(Records drawn from a dataset)
[Start of section]

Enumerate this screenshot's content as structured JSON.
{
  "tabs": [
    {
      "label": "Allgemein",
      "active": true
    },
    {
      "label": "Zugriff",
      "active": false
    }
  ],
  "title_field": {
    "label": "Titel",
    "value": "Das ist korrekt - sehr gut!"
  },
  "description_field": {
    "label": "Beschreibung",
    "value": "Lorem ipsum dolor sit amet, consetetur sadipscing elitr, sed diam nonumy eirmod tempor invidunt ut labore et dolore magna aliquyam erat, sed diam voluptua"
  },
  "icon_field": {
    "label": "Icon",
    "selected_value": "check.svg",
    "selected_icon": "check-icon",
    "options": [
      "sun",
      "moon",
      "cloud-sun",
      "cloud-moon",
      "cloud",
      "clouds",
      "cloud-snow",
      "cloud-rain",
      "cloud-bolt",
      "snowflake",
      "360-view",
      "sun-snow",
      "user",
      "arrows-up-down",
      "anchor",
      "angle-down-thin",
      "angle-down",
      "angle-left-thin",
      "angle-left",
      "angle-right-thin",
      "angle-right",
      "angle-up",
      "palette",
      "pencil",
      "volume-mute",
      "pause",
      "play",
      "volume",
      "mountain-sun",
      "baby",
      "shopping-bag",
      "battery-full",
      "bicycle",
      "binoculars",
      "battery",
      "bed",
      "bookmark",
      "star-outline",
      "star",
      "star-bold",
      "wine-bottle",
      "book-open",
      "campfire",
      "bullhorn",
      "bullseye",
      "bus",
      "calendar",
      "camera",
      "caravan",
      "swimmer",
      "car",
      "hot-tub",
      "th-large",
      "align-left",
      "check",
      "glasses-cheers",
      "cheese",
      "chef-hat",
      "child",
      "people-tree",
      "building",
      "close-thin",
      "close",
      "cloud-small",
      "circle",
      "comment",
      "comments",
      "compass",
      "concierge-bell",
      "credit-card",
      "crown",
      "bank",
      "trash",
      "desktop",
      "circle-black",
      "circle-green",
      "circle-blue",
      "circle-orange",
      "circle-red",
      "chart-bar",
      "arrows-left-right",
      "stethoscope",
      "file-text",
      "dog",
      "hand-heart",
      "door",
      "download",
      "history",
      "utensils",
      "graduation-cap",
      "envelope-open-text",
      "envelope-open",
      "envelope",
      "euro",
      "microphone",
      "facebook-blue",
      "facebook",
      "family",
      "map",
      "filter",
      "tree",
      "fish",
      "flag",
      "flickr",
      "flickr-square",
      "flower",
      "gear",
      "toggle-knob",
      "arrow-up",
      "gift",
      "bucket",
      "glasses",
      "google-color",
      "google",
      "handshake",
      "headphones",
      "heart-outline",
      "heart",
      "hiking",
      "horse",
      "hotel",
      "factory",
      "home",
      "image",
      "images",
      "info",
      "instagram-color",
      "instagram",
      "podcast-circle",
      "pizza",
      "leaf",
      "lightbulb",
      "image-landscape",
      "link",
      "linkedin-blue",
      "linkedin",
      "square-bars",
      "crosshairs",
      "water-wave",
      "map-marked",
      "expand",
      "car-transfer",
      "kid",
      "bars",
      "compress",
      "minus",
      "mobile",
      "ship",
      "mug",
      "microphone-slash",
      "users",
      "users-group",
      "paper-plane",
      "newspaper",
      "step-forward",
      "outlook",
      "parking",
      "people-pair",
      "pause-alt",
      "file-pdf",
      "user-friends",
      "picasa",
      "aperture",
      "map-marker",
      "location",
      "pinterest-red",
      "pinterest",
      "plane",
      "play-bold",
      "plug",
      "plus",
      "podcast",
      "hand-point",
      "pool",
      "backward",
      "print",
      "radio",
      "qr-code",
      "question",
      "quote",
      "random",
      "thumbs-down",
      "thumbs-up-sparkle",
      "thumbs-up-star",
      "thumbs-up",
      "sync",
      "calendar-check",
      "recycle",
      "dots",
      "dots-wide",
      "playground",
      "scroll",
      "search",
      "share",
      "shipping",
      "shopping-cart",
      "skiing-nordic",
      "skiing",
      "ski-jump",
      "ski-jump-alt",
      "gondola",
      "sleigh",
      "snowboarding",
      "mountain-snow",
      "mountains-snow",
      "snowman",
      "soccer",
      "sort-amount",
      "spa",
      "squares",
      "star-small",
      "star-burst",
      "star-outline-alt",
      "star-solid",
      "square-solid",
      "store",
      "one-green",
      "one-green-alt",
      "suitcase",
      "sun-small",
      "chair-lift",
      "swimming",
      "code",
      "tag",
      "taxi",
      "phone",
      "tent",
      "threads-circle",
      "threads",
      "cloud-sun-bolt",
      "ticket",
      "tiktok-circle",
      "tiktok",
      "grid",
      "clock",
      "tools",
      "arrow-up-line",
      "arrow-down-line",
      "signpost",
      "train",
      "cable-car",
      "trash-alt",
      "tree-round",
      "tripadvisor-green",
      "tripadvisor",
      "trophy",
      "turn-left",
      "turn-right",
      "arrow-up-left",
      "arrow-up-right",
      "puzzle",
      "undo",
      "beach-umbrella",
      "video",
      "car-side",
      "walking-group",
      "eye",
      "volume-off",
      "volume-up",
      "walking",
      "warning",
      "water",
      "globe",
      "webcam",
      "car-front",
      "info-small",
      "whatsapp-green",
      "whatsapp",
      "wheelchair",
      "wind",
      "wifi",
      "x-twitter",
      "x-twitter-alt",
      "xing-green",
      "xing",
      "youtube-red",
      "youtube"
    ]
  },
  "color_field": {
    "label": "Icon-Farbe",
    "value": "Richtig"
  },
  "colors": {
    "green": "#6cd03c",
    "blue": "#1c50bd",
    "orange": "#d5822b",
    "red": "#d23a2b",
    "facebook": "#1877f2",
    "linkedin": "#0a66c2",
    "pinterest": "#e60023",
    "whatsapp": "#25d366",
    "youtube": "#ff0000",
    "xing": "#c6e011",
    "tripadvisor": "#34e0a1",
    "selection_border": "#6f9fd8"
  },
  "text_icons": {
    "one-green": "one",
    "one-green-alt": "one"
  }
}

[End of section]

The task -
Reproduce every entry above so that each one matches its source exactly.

Solution for this exercise -
Enumerate this screenshot's content as structured JSON.
{
  "tabs": [
    {
      "label": "Allgemein",
      "active": true
    },
    {
      "label": "Zugriff",
      "active": false
    }
  ],
  "title_field": {
    "label": "Titel",
    "value": "Das ist korrekt - sehr gut!"
  },
  "description_field": {
    "label": "Beschreibung",
    "value": "Lorem ipsum dolor sit amet, consetetur sadipscing elitr, sed diam nonumy eirmod tempor invidunt ut labore et dolore magna aliquyam erat, sed diam voluptua"
  },
  "icon_field": {
    "label": "Icon",
    "selected_value": "check.svg",
    "selected_icon": "check-icon",
    "options": [
      "sun",
      "moon",
      "cloud-sun",
      "cloud-moon",
      "cloud",
      "clouds",
      "cloud-snow",
      "cloud-rain",
      "cloud-bolt",
      "snowflake",
      "360-view",
      "sun-snow",
      "user",
      "arrows-up-down",
      "anchor",
      "angle-down-thin",
      "angle-down",
      "angle-left-thin",
      "angle-left",
      "angle-right-thin",
      "angle-right",
      "angle-up",
      "palette",
      "pencil",
      "volume-mute",
      "pause",
      "play",
      "volume",
      "mountain-sun",
      "baby",
      "shopping-bag",
      "battery-full",
      "bicycle",
      "binoculars",
      "battery",
      "bed",
      "bookmark",
      "star-outline",
      "star",
      "star-bold",
      "wine-bottle",
      "book-open",
      "campfire",
      "bullhorn",
      "bullseye",
      "bus",
      "calendar",
      "camera",
      "caravan",
      "swimmer",
      "car",
      "hot-tub",
      "th-large",
      "align-left",
      "check",
      "glasses-cheers",
      "cheese",
      "chef-hat",
      "child",
      "people-tree",
      "building",
      "close-thin",
      "close",
      "cloud-small",
      "circle",
      "comment",
      "comments",
      "compass",
      "concierge-bell",
      "credit-card",
      "crown",
      "bank",
      "trash",
      "desktop",
      "circle-black",
      "circle-green",
      "circle-blue",
      "circle-orange",
      "circle-red",
      "chart-bar",
      "arrows-left-right",
      "stethoscope",
      "file-text",
      "dog",
      "hand-heart",
      "door",
      "download",
      "history",
      "utensils",
      "graduation-cap",
      "envelope-open-text",
      "envelope-open",
      "envelope",
      "euro",
      "microphone",
      "facebook-blue",
      "facebook",
      "family",
      "map",
      "filter",
      "tree",
      "fish",
      "flag",
      "flickr",
      "flickr-square",
      "flower",
      "gear",
      "toggle-knob",
      "arrow-up",
      "gift",
      "bucket",
      "glasses",
      "google-color",
      "google",
      "handshake",
      "headphones",
      "heart-outline",
      "heart",
      "hiking",
      "horse",
      "hotel",
      "factory",
      "home",
      "image",
      "images",
      "info",
      "instagram-color",
      "instagram",
      "podcast-circle",
      "pizza",
      "leaf",
      "lightbulb",
      "image-landscape",
      "link",
      "linkedin-blue",
      "linkedin",
      "square-bars",
      "crosshairs",
      "water-wave",
      "map-marked",
      "expand",
      "car-transfer",
      "kid",
      "bars",
      "compress",
      "minus",
      "mobile",
      "ship",
      "mug",
      "microphone-slash",
      "users",
      "users-group",
      "paper-plane",
      "newspaper",
      "step-forward",
      "outlook",
      "parking",
      "people-pair",
      "pause-alt",
      "file-pdf",
      "user-friends",
      "picasa",
      "aperture",
      "map-marker",
      "location",
      "pinterest-red",
      "pinterest",
      "plane",
      "play-bold",
      "plug",
      "plus",
      "podcast",
      "hand-point",
      "pool",
      "backward",
      "print",
      "radio",
      "qr-code",
      "question",
      "quote",
      "random",
      "thumbs-down",
      "thumbs-up-sparkle",
      "thumbs-up-star",
      "thumbs-up",
      "sync",
      "calendar-check",
      "recycle",
      "dots",
      "dots-wide",
      "playground",
      "scroll",
      "search",
      "share",
      "shipping",
      "shopping-cart",
      "skiing-nordic",
      "skiing",
      "ski-jump",
      "ski-jump-alt",
      "gondola",
      "sleigh",
      "snowboarding",
      "mountain-snow",
      "mountains-snow",
      "snowman",
      "soccer",
      "sort-amount",
      "spa",
      "squares",
      "star-small",
      "star-burst",
      "star-outline-alt",
      "star-solid",
      "square-solid",
      "store",
      "one-green",
      "one-green-alt",
      "suitcase",
      "sun-small",
      "chair-lift",
      "swimming",
      "code",
      "tag",
      "taxi",
      "phone",
      "tent",
      "threads-circle",
      "threads",
      "cloud-sun-bolt",
      "ticket",
      "tiktok-circle",
      "tiktok",
      "grid",
      "clock",
      "tools",
      "arrow-up-line",
      "arrow-down-line",
      "signpost",
      "train",
      "cable-car",
      "trash-alt",
      "tree-round",
      "tripadvisor-green",
      "tripadvisor",
      "trophy",
      "turn-left",
      "turn-right",
      "arrow-up-left",
      "arrow-up-right",
      "puzzle",
      "undo",
      "beach-umbrella",
      "video",
      "car-side",
      "walking-group",
      "eye",
      "volume-off",
      "volume-up",
      "walking",
      "warning",
      "water",
      "globe",
      "webcam",
      "car-front",
      "info-small",
      "whatsapp-green",
      "whatsapp",
      "wheelchair",
      "wind",
      "wifi",
      "x-twitter",
      "x-twitter-alt",
      "xing-green",
      "xing",
      "youtube-red",
      "youtube"
    ]
  },
  "color_field": {
    "label": "Icon-Farbe",
    "value": "Richtig"
  },
  "colors": {
    "green": "#6cd03c",
    "blue": "#1c50bd",
    "orange": "#d5822b",
    "red": "#d23a2b",
    "facebook": "#1877f2",
    "linkedin": "#0a66c2",
    "pinterest": "#e60023",
    "whatsapp": "#25d366",
    "youtube": "#ff0000",
    "xing": "#c6e011",
    "tripadvisor": "#34e0a1",
    "selection_border": "#6f9fd8"
  },
  "text_icons": {
    "one-green": "one",
    "one-green-alt": "one"
  }
}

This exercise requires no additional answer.